Dino Ienco | Serena Villata | Cristina Bosco
Proceedings of the Sixth International Conference on Language Resources and Evaluation (LREC'08)
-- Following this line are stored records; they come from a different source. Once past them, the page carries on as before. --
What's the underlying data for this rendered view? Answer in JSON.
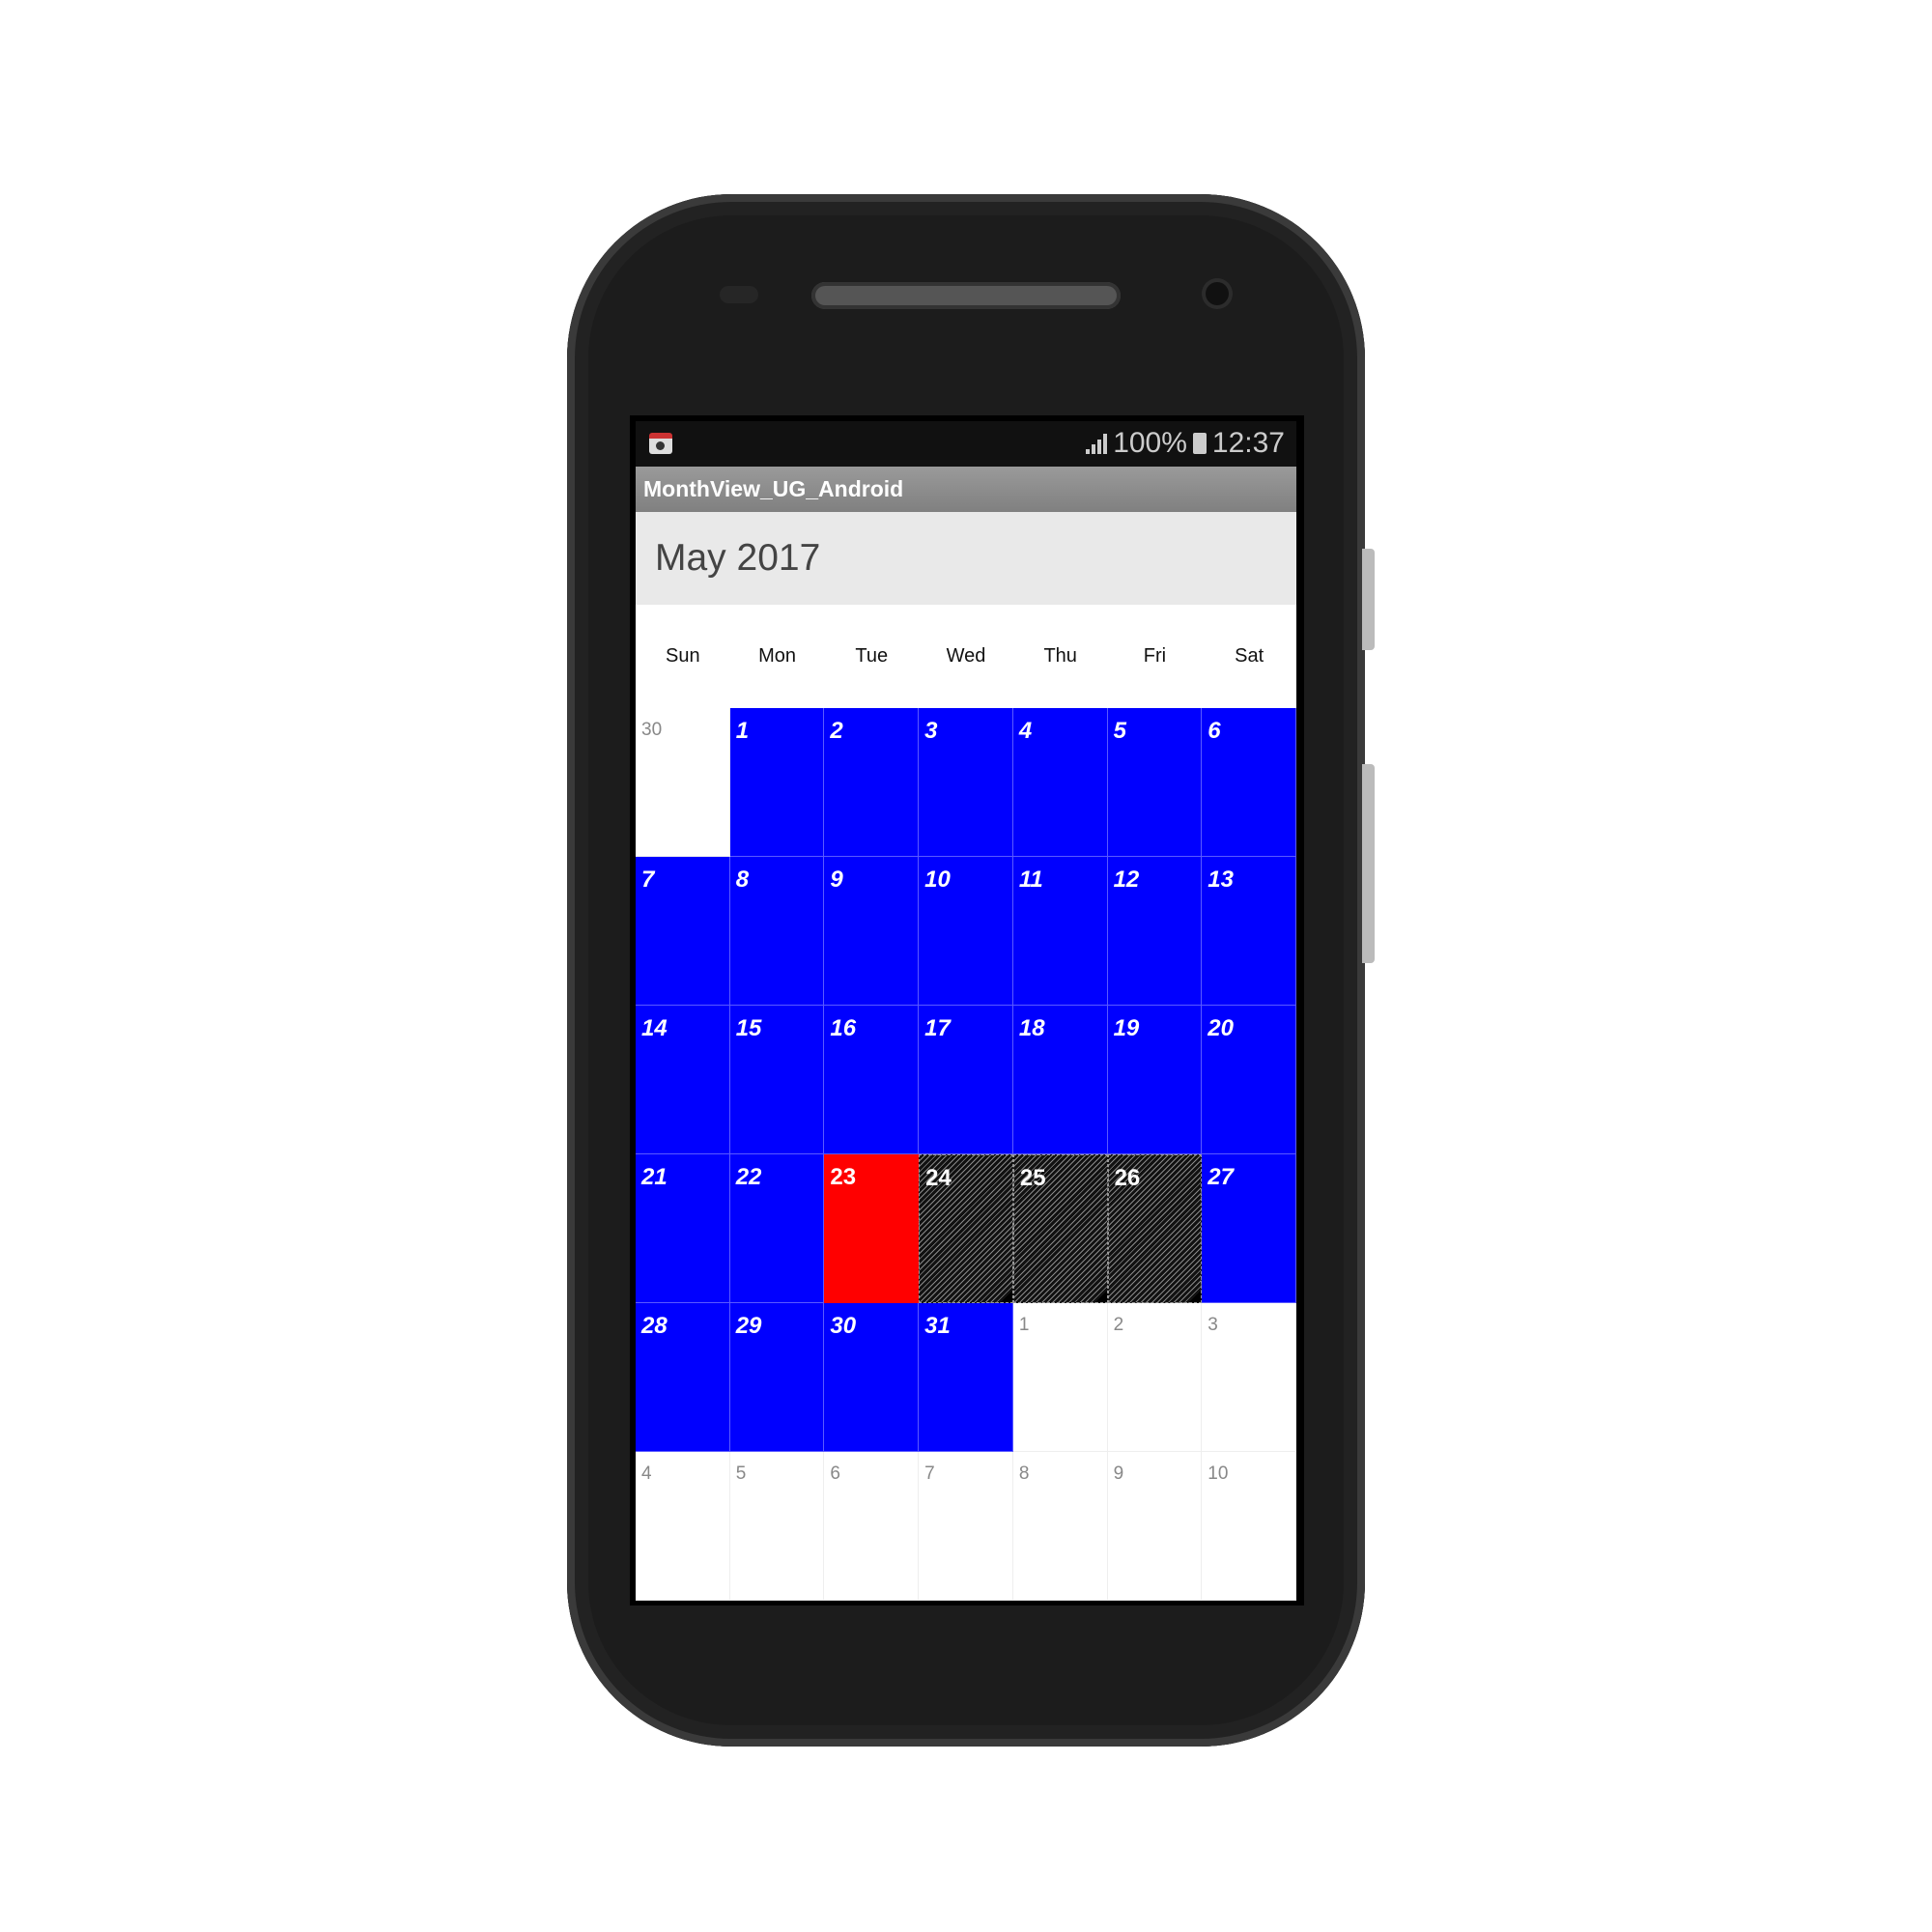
{
  "status_bar": {
    "signal_icon": "signal-icon",
    "battery_percent": "100%",
    "battery_icon": "battery-icon",
    "time": "12:37",
    "notification_icon": "camera-app-icon"
  },
  "app_title": "MonthView_UG_Android",
  "month_header": "May 2017",
  "day_names": [
    "Sun",
    "Mon",
    "Tue",
    "Wed",
    "Thu",
    "Fri",
    "Sat"
  ],
  "colors": {
    "month_cell": "#0000ff",
    "today": "#ff0000",
    "blackout": "hatched"
  },
  "weeks": [
    [
      {
        "d": "30",
        "t": "inactive"
      },
      {
        "d": "1",
        "t": "blue"
      },
      {
        "d": "2",
        "t": "blue"
      },
      {
        "d": "3",
        "t": "blue"
      },
      {
        "d": "4",
        "t": "blue"
      },
      {
        "d": "5",
        "t": "blue"
      },
      {
        "d": "6",
        "t": "blue"
      }
    ],
    [
      {
        "d": "7",
        "t": "blue"
      },
      {
        "d": "8",
        "t": "blue"
      },
      {
        "d": "9",
        "t": "blue"
      },
      {
        "d": "10",
        "t": "blue"
      },
      {
        "d": "11",
        "t": "blue"
      },
      {
        "d": "12",
        "t": "blue"
      },
      {
        "d": "13",
        "t": "blue"
      }
    ],
    [
      {
        "d": "14",
        "t": "blue"
      },
      {
        "d": "15",
        "t": "blue"
      },
      {
        "d": "16",
        "t": "blue"
      },
      {
        "d": "17",
        "t": "blue"
      },
      {
        "d": "18",
        "t": "blue"
      },
      {
        "d": "19",
        "t": "blue"
      },
      {
        "d": "20",
        "t": "blue"
      }
    ],
    [
      {
        "d": "21",
        "t": "blue"
      },
      {
        "d": "22",
        "t": "blue"
      },
      {
        "d": "23",
        "t": "red"
      },
      {
        "d": "24",
        "t": "blackout"
      },
      {
        "d": "25",
        "t": "blackout"
      },
      {
        "d": "26",
        "t": "blackout"
      },
      {
        "d": "27",
        "t": "blue"
      }
    ],
    [
      {
        "d": "28",
        "t": "blue"
      },
      {
        "d": "29",
        "t": "blue"
      },
      {
        "d": "30",
        "t": "blue"
      },
      {
        "d": "31",
        "t": "blue"
      },
      {
        "d": "1",
        "t": "inactive"
      },
      {
        "d": "2",
        "t": "inactive"
      },
      {
        "d": "3",
        "t": "inactive"
      }
    ],
    [
      {
        "d": "4",
        "t": "inactive"
      },
      {
        "d": "5",
        "t": "inactive"
      },
      {
        "d": "6",
        "t": "inactive"
      },
      {
        "d": "7",
        "t": "inactive"
      },
      {
        "d": "8",
        "t": "inactive"
      },
      {
        "d": "9",
        "t": "inactive"
      },
      {
        "d": "10",
        "t": "inactive"
      }
    ]
  ]
}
Subcategorization is a kind of knowledge which can be considered as crucial in several NLP tasks, such as Information Extraction or parsing, but the collection of very large resources including subcategorization representation is difficult and time-consuming. Various experiences show that the automatic extraction can be a practical and reliable solution for acquiring such a kind of knowledge. The aim of this paper is to investigate the relationships between subcategorization frame extraction and the nature of data from which the frames have to be extracted, e.g. how much the task can be influenced by the richness/poorness of the annotation. Therefore, we present some experiments that apply statistical subcategorization extraction methods, known in literature, on an Italian treebank that exploits a rich set of dependency relations that can be annotated at different degrees of specificity. Benefiting from the availability of relation sets that implement different granularity in the representation of relations, we evaluate our results with reference to previous works in a cross-linguistic perspective.